* [RECORDS FOR THE EXERCISE]
━━━━━━━━━━━━━━━━━━━━━━━━━━━━━━

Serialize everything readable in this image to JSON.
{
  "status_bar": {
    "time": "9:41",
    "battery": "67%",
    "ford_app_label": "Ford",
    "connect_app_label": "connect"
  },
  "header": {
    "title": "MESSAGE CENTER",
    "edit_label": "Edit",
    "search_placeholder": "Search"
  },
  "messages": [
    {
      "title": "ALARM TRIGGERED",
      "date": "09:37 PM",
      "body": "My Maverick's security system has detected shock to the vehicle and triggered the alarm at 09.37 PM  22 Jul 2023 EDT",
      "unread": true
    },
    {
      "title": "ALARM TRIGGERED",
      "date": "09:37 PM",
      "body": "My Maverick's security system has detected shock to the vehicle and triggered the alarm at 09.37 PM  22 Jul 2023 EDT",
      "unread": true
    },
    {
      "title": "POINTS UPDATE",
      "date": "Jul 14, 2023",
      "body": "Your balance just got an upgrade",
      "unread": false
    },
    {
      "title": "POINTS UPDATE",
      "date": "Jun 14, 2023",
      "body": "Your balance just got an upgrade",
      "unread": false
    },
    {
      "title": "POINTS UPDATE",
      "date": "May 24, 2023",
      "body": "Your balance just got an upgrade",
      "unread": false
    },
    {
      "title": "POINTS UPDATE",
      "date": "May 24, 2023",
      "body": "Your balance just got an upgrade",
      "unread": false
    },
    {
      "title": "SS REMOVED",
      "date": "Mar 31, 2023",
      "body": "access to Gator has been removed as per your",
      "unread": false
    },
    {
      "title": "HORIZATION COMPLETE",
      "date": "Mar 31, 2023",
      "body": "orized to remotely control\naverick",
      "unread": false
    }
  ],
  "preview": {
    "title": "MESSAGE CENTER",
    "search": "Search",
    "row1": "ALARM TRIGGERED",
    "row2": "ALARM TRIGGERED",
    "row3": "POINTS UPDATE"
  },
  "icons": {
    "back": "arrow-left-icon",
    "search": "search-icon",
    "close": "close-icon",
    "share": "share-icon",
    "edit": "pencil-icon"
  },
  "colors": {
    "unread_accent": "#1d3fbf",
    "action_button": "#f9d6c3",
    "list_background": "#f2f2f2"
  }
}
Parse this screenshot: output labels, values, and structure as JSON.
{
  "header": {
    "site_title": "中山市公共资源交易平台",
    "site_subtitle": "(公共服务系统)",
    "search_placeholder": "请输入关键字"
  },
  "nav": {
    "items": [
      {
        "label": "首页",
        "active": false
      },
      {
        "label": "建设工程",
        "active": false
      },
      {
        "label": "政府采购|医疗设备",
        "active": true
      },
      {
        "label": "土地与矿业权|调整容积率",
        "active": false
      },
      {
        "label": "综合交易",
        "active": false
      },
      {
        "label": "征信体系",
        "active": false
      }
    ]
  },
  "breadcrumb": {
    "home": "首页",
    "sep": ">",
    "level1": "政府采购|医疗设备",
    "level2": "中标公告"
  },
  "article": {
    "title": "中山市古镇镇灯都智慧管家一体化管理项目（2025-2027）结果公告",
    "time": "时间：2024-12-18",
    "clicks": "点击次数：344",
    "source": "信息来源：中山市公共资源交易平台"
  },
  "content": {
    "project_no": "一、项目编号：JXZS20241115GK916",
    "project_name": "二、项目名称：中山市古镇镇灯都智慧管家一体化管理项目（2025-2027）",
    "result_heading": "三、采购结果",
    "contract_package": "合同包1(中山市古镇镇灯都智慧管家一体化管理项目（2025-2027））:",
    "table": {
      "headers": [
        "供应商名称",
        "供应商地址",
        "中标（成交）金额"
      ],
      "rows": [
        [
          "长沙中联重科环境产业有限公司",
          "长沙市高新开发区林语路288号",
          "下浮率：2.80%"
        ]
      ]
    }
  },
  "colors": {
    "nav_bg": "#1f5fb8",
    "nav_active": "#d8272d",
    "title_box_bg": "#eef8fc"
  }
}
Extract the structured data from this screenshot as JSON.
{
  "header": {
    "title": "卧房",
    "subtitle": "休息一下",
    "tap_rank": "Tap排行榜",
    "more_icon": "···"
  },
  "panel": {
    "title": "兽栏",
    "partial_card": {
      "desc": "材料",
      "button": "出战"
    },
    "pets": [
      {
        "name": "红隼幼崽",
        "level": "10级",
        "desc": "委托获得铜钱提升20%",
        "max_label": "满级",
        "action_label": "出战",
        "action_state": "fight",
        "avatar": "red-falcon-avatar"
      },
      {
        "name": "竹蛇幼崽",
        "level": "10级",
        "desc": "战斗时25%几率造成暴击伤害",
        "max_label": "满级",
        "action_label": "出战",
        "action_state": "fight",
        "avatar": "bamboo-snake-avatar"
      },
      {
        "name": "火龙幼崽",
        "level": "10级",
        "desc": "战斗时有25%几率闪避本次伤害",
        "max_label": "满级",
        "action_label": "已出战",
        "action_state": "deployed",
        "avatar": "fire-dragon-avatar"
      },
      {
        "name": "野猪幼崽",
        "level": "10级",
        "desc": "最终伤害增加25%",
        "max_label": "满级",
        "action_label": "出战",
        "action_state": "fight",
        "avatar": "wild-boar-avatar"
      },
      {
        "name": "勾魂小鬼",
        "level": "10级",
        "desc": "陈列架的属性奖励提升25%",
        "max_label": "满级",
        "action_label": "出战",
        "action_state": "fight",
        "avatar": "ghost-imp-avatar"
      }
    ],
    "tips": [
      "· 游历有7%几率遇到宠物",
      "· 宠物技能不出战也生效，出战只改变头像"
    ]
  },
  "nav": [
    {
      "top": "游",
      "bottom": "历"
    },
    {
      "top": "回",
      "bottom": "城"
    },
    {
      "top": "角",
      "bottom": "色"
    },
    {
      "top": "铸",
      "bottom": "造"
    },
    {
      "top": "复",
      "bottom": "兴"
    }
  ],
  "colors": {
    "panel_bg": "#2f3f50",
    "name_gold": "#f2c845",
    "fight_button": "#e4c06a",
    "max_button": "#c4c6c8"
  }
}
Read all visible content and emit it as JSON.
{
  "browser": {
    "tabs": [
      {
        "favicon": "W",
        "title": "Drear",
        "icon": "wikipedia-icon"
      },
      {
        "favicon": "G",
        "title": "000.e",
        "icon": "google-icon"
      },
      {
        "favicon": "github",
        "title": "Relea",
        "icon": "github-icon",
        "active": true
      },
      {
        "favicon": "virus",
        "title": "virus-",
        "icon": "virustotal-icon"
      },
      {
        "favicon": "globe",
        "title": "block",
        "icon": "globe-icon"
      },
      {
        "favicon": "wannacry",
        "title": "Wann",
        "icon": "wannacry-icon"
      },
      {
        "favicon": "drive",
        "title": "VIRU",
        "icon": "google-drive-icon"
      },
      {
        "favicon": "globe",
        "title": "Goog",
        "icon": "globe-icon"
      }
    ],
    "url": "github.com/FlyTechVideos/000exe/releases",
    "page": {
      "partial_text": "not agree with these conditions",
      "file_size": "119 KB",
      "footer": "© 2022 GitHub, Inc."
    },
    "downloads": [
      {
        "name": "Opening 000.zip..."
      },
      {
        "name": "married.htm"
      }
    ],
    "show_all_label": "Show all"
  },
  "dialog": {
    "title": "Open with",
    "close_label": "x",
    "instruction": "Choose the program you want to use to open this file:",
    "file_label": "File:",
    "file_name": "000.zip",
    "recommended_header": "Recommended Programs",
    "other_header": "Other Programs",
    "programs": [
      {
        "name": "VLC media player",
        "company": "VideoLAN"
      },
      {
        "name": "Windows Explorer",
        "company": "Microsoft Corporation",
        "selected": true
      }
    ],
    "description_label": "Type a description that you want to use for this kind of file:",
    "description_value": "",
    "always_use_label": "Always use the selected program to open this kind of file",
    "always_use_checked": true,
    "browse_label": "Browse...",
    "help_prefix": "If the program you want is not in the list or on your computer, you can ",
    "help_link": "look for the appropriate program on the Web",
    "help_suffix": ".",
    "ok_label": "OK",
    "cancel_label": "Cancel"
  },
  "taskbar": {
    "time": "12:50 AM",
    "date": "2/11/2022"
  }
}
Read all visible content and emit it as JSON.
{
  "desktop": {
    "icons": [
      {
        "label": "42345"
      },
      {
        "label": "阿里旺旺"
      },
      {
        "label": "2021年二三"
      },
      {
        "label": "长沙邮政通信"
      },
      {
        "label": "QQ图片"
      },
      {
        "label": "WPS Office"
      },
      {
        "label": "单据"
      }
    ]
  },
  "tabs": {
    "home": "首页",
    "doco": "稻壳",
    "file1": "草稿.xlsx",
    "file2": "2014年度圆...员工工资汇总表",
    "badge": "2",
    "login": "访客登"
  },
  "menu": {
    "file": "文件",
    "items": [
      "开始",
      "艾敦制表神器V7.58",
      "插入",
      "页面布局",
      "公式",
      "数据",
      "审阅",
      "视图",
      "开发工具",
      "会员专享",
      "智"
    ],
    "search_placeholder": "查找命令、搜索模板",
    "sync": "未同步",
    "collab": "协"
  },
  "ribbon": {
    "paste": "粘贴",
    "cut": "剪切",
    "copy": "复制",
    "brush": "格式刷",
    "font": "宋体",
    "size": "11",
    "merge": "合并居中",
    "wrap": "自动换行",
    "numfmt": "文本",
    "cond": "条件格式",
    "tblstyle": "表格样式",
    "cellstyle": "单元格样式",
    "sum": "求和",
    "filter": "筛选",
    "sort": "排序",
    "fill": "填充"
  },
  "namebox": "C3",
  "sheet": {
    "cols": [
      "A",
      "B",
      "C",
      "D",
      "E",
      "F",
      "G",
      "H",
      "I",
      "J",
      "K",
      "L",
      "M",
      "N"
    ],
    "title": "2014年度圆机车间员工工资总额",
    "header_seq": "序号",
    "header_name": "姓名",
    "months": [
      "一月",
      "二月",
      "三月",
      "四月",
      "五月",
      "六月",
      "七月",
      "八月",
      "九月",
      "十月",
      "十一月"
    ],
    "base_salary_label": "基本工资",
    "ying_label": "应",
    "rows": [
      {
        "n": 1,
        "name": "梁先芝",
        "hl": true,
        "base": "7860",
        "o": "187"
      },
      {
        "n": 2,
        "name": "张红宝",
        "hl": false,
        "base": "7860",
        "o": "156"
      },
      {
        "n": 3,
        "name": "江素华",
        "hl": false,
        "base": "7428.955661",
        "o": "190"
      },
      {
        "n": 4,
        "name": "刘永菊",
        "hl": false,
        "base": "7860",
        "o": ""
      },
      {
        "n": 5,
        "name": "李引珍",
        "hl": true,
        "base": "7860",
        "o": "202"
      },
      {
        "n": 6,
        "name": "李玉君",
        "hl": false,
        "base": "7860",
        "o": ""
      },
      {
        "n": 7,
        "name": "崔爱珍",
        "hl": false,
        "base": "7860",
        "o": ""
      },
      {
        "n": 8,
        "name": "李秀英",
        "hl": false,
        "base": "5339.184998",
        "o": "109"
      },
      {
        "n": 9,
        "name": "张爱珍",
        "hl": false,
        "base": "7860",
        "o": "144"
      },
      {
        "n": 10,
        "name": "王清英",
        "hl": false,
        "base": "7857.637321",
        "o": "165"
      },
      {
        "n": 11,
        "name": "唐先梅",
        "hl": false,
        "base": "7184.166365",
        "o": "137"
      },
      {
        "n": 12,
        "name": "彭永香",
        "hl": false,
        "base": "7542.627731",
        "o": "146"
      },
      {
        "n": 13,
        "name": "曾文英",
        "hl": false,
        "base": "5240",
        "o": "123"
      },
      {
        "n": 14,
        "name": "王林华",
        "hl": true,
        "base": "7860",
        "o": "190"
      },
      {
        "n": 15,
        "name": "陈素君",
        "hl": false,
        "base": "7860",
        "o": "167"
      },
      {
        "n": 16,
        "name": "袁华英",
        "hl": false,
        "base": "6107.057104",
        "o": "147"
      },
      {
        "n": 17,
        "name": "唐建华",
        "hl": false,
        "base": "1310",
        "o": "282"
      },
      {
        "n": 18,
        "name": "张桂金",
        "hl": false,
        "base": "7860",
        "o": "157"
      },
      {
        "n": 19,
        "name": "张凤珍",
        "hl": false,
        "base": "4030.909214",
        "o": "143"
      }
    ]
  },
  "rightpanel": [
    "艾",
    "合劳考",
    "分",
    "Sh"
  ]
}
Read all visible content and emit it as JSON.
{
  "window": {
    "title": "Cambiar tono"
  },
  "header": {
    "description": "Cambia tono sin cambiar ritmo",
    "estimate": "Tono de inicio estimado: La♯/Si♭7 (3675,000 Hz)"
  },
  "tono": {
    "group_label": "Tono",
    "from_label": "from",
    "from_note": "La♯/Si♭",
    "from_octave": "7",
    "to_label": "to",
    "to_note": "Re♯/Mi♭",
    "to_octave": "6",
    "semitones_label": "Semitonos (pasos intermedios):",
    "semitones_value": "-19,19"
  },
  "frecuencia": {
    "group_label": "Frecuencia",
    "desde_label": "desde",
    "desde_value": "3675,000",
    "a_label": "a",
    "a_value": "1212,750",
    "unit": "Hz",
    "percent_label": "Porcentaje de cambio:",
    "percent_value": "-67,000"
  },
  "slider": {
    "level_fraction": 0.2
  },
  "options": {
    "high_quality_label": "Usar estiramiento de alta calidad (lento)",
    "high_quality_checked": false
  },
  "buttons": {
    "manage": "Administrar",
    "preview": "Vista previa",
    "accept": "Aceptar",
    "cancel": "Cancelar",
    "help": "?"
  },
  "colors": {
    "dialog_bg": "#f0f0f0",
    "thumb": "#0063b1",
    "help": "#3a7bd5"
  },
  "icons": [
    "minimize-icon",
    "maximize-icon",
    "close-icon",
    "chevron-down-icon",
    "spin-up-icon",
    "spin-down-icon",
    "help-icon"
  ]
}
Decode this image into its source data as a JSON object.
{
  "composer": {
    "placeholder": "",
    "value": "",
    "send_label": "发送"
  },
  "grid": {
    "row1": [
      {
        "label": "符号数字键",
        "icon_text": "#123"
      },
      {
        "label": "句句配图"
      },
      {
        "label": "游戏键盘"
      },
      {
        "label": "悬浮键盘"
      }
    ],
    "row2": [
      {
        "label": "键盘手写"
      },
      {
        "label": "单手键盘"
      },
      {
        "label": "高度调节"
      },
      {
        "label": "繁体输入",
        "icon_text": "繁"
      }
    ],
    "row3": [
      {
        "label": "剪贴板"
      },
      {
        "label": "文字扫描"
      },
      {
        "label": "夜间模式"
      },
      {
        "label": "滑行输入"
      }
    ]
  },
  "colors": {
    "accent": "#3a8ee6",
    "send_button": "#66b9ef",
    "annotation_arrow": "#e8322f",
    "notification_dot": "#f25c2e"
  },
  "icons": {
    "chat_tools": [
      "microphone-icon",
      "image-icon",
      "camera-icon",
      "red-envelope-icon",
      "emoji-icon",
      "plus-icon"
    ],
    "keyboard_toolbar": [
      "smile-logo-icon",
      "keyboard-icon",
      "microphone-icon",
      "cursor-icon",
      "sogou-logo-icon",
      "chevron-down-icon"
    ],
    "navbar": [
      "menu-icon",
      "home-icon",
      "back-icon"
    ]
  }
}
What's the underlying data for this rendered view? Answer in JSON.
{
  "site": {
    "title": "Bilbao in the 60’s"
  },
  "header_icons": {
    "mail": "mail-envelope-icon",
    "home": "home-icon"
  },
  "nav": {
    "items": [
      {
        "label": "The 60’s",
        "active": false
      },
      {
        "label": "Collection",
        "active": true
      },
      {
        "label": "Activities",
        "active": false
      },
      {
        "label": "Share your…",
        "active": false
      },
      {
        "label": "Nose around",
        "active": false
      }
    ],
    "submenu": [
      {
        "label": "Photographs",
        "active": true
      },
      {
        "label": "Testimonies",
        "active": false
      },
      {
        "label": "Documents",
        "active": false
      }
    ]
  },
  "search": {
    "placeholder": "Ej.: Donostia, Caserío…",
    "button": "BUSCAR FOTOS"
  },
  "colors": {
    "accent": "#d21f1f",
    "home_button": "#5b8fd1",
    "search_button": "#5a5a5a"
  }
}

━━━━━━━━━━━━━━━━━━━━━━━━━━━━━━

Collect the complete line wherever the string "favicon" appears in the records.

* [EXERCISE ANSWER]
        "favicon": "W",
        "favicon": "G",
        "favicon": "github",
        "favicon": "virus",
        "favicon": "globe",
        "favicon": "wannacry",
        "favicon": "drive",
        "favicon": "globe",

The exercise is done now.